(Dataset rows describing interfaces)

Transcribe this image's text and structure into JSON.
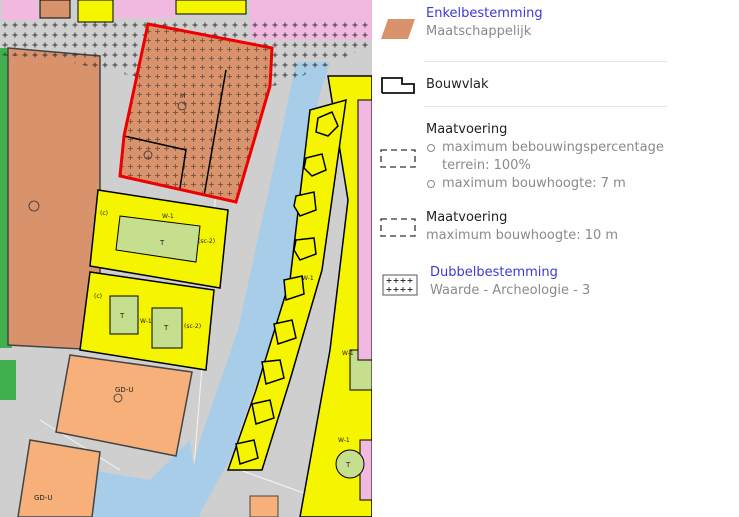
{
  "legend": {
    "enkelbestemming": {
      "title": "Enkelbestemming",
      "subtitle": "Maatschappelijk",
      "icon": "orange-parallelogram-icon",
      "color": "#d9936c"
    },
    "bouwvlak": {
      "label": "Bouwvlak",
      "icon": "bouwvlak-outline-icon"
    },
    "maatvoering_1": {
      "title": "Maatvoering",
      "bullets": [
        "maximum bebouwingspercentage terrein: 100%",
        "maximum bouwhoogte: 7 m"
      ],
      "icon": "dashed-rectangle-icon"
    },
    "maatvoering_2": {
      "title": "Maatvoering",
      "subtitle": "maximum bouwhoogte: 10 m",
      "icon": "dashed-rectangle-icon"
    },
    "dubbelbestemming": {
      "title": "Dubbelbestemming",
      "subtitle": "Waarde - Archeologie - 3",
      "icon": "crosses-rectangle-icon"
    }
  },
  "map": {
    "labels": {
      "m": "M",
      "w1": "W-1",
      "t": "T",
      "c": "(c)",
      "gdu": "GD-U",
      "sc2": "(sc-2)"
    },
    "colors": {
      "maatschappelijk": "#d9936c",
      "wonen": "#f5f500",
      "tuin": "#c5df8f",
      "gemengd": "#f7b07a",
      "water": "#a8cde8",
      "verkeer": "#cfcfcf",
      "groen": "#3fb04d",
      "purple": "#f1b9df",
      "selection": "#ee0000"
    }
  }
}
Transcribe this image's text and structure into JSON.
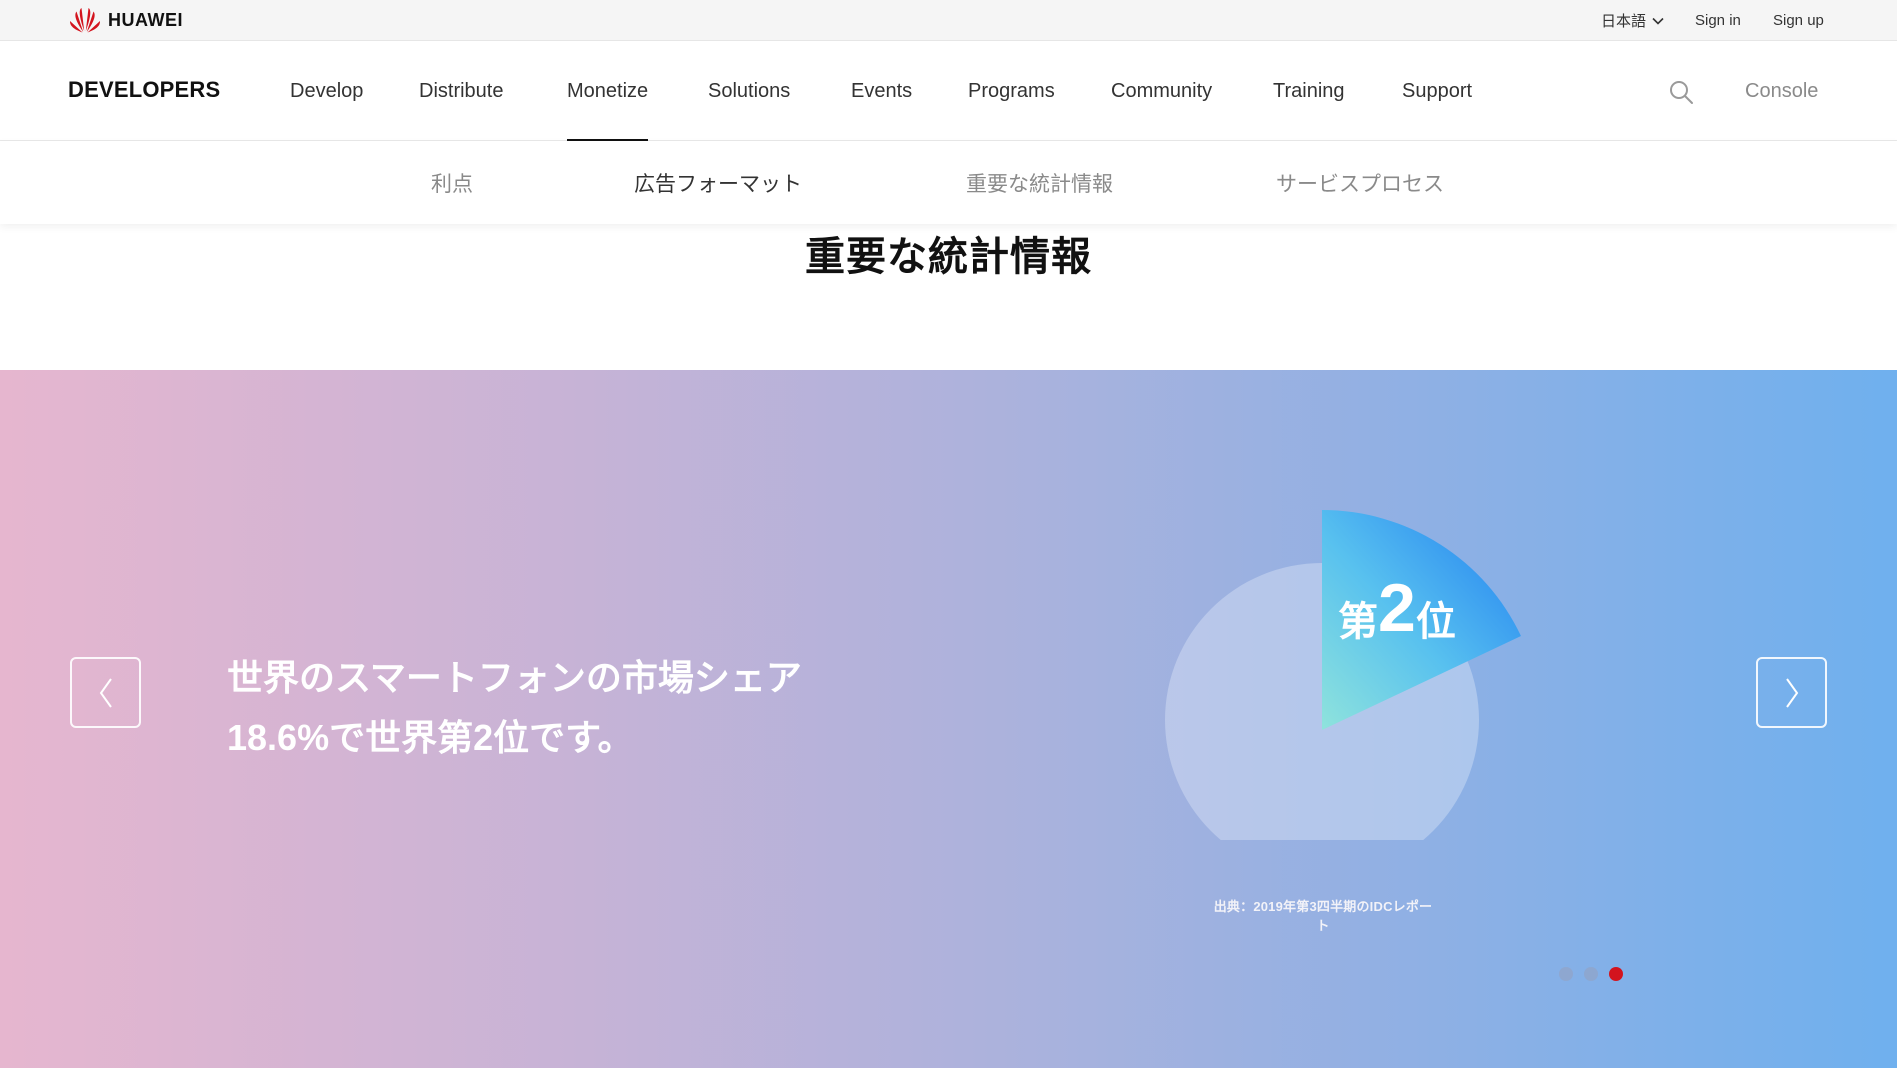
{
  "topbar": {
    "brand": "HUAWEI",
    "language": "日本語",
    "sign_in": "Sign in",
    "sign_up": "Sign up"
  },
  "nav": {
    "logo": "DEVELOPERS",
    "items": [
      {
        "label": "Develop"
      },
      {
        "label": "Distribute"
      },
      {
        "label": "Monetize",
        "active": true
      },
      {
        "label": "Solutions"
      },
      {
        "label": "Events"
      },
      {
        "label": "Programs"
      },
      {
        "label": "Community"
      },
      {
        "label": "Training"
      },
      {
        "label": "Support"
      }
    ],
    "search_icon": "search-icon",
    "console": "Console"
  },
  "subnav": {
    "items": [
      {
        "label": "利点"
      },
      {
        "label": "広告フォーマット",
        "active": true
      },
      {
        "label": "重要な統計情報"
      },
      {
        "label": "サービスプロセス"
      }
    ]
  },
  "section": {
    "title": "重要な統計情報"
  },
  "banner": {
    "headline_line1": "世界のスマートフォンの市場シェア",
    "headline_line2": "18.6%で世界第2位です。",
    "rank_prefix": "第",
    "rank_number": "2",
    "rank_suffix": "位",
    "source": "出典：2019年第3四半期のIDCレポート",
    "dots_total": 3,
    "dots_active_index": 2,
    "colors": {
      "active_dot": "#d3141e",
      "gradient_start": "#e6b6cf",
      "gradient_end": "#6fb0ee"
    }
  }
}
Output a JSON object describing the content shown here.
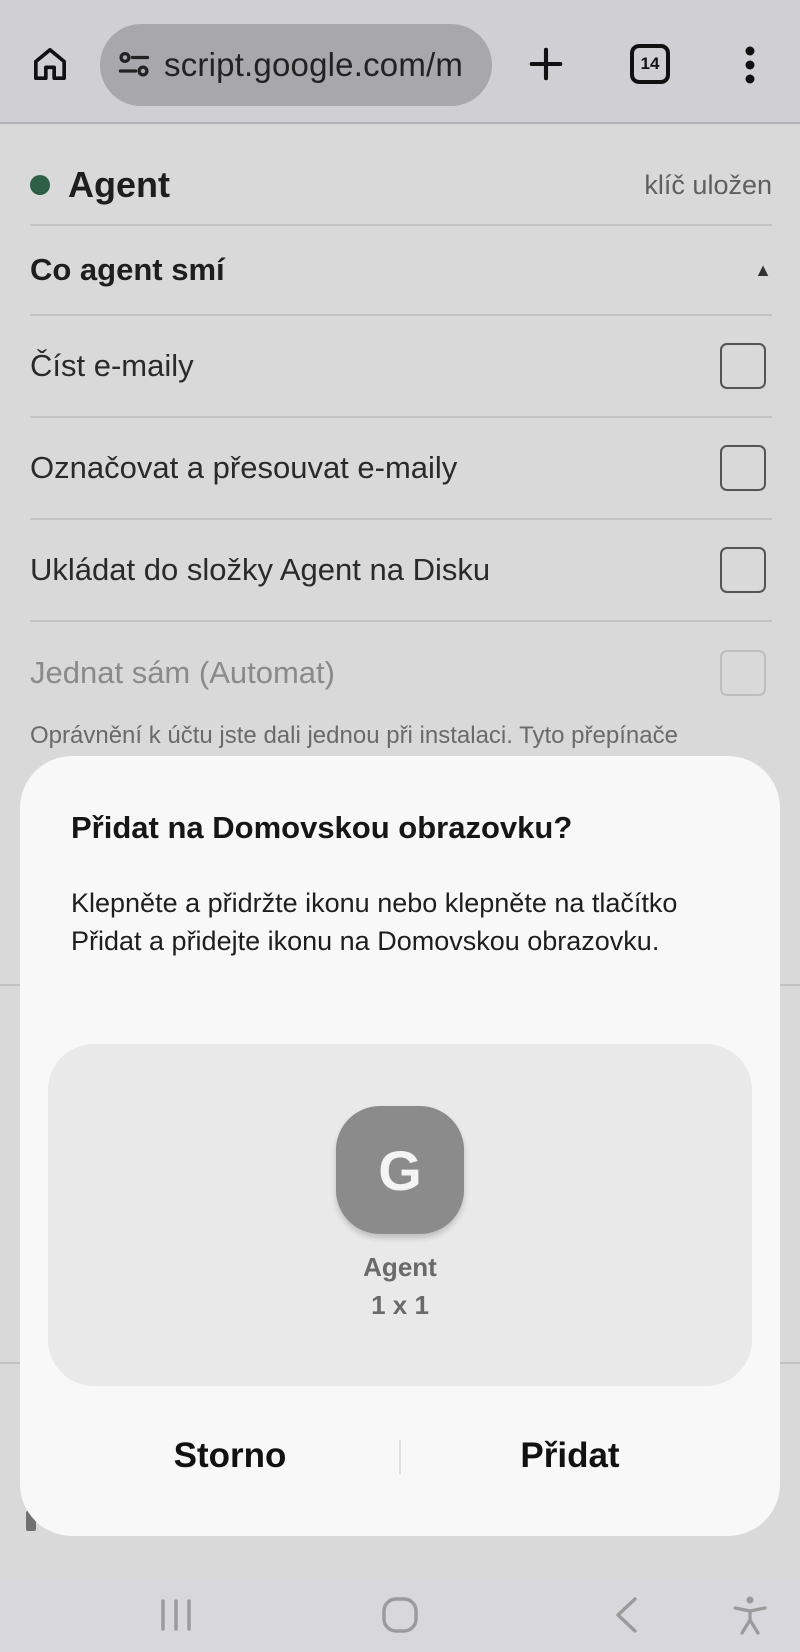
{
  "browser": {
    "url": "script.google.com/m",
    "tab_count": "14"
  },
  "page": {
    "agent_title": "Agent",
    "key_status": "klíč uložen",
    "permissions_title": "Co agent smí",
    "permissions": [
      {
        "label": "Číst e-maily",
        "checked": false,
        "enabled": true
      },
      {
        "label": "Označovat a přesouvat e-maily",
        "checked": false,
        "enabled": true
      },
      {
        "label": "Ukládat do složky Agent na Disku",
        "checked": false,
        "enabled": true
      },
      {
        "label": "Jednat sám (Automat)",
        "checked": false,
        "enabled": false
      }
    ],
    "note": "Oprávnění k účtu jste dali jednou při instalaci. Tyto přepínače"
  },
  "dialog": {
    "title": "Přidat na Domovskou obrazovku?",
    "body": "Klepněte a přidržte ikonu nebo klepněte na tlačítko Přidat a přidejte ikonu na Domovskou obrazovku.",
    "icon_letter": "G",
    "app_name": "Agent",
    "widget_size": "1 x 1",
    "cancel_label": "Storno",
    "add_label": "Přidat"
  },
  "colors": {
    "status_dot": "#2c5f45",
    "app_icon": "#8b8b8b"
  },
  "icons": [
    "home-icon",
    "site-settings-icon",
    "plus-icon",
    "tab-switcher-icon",
    "more-vert-icon",
    "recents-icon",
    "home-nav-icon",
    "back-icon",
    "accessibility-icon"
  ]
}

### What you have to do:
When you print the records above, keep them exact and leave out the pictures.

### Exercise output:
Transcribe this image's text and structure into JSON.
{
  "legend": {
    "enkelbestemming": {
      "title": "Enkelbestemming",
      "subtitle": "Maatschappelijk",
      "icon": "orange-parallelogram-icon",
      "color": "#d9936c"
    },
    "bouwvlak": {
      "label": "Bouwvlak",
      "icon": "bouwvlak-outline-icon"
    },
    "maatvoering_1": {
      "title": "Maatvoering",
      "bullets": [
        "maximum bebouwingspercentage terrein: 100%",
        "maximum bouwhoogte: 7 m"
      ],
      "icon": "dashed-rectangle-icon"
    },
    "maatvoering_2": {
      "title": "Maatvoering",
      "subtitle": "maximum bouwhoogte: 10 m",
      "icon": "dashed-rectangle-icon"
    },
    "dubbelbestemming": {
      "title": "Dubbelbestemming",
      "subtitle": "Waarde - Archeologie - 3",
      "icon": "crosses-rectangle-icon"
    }
  },
  "map": {
    "labels": {
      "m": "M",
      "w1": "W-1",
      "t": "T",
      "c": "(c)",
      "gdu": "GD-U",
      "sc2": "(sc-2)"
    },
    "colors": {
      "maatschappelijk": "#d9936c",
      "wonen": "#f5f500",
      "tuin": "#c5df8f",
      "gemengd": "#f7b07a",
      "water": "#a8cde8",
      "verkeer": "#cfcfcf",
      "groen": "#3fb04d",
      "purple": "#f1b9df",
      "selection": "#ee0000"
    }
  }
}
Transcribe this image's text and structure into JSON.
{
  "topbar": {
    "brand": "HUAWEI",
    "language": "日本語",
    "sign_in": "Sign in",
    "sign_up": "Sign up"
  },
  "nav": {
    "logo": "DEVELOPERS",
    "items": [
      {
        "label": "Develop"
      },
      {
        "label": "Distribute"
      },
      {
        "label": "Monetize",
        "active": true
      },
      {
        "label": "Solutions"
      },
      {
        "label": "Events"
      },
      {
        "label": "Programs"
      },
      {
        "label": "Community"
      },
      {
        "label": "Training"
      },
      {
        "label": "Support"
      }
    ],
    "search_icon": "search-icon",
    "console": "Console"
  },
  "subnav": {
    "items": [
      {
        "label": "利点"
      },
      {
        "label": "広告フォーマット",
        "active": true
      },
      {
        "label": "重要な統計情報"
      },
      {
        "label": "サービスプロセス"
      }
    ]
  },
  "section": {
    "title": "重要な統計情報"
  },
  "banner": {
    "headline_line1": "世界のスマートフォンの市場シェア",
    "headline_line2": "18.6%で世界第2位です。",
    "rank_prefix": "第",
    "rank_number": "2",
    "rank_suffix": "位",
    "source": "出典：2019年第3四半期のIDCレポート",
    "dots_total": 3,
    "dots_active_index": 2,
    "colors": {
      "active_dot": "#d3141e",
      "gradient_start": "#e6b6cf",
      "gradient_end": "#6fb0ee"
    }
  }
}
Output a JSON object describing the content shown here.
{
  "browser": {
    "url": "script.google.com/m",
    "tab_count": "14"
  },
  "page": {
    "agent_title": "Agent",
    "key_status": "klíč uložen",
    "permissions_title": "Co agent smí",
    "permissions": [
      {
        "label": "Číst e-maily",
        "checked": false,
        "enabled": true
      },
      {
        "label": "Označovat a přesouvat e-maily",
        "checked": false,
        "enabled": true
      },
      {
        "label": "Ukládat do složky Agent na Disku",
        "checked": false,
        "enabled": true
      },
      {
        "label": "Jednat sám (Automat)",
        "checked": false,
        "enabled": false
      }
    ],
    "note": "Oprávnění k účtu jste dali jednou při instalaci. Tyto přepínače"
  },
  "dialog": {
    "title": "Přidat na Domovskou obrazovku?",
    "body": "Klepněte a přidržte ikonu nebo klepněte na tlačítko Přidat a přidejte ikonu na Domovskou obrazovku.",
    "icon_letter": "G",
    "app_name": "Agent",
    "widget_size": "1 x 1",
    "cancel_label": "Storno",
    "add_label": "Přidat"
  },
  "colors": {
    "status_dot": "#2c5f45",
    "app_icon": "#8b8b8b"
  },
  "icons": [
    "home-icon",
    "site-settings-icon",
    "plus-icon",
    "tab-switcher-icon",
    "more-vert-icon",
    "recents-icon",
    "home-nav-icon",
    "back-icon",
    "accessibility-icon"
  ]
}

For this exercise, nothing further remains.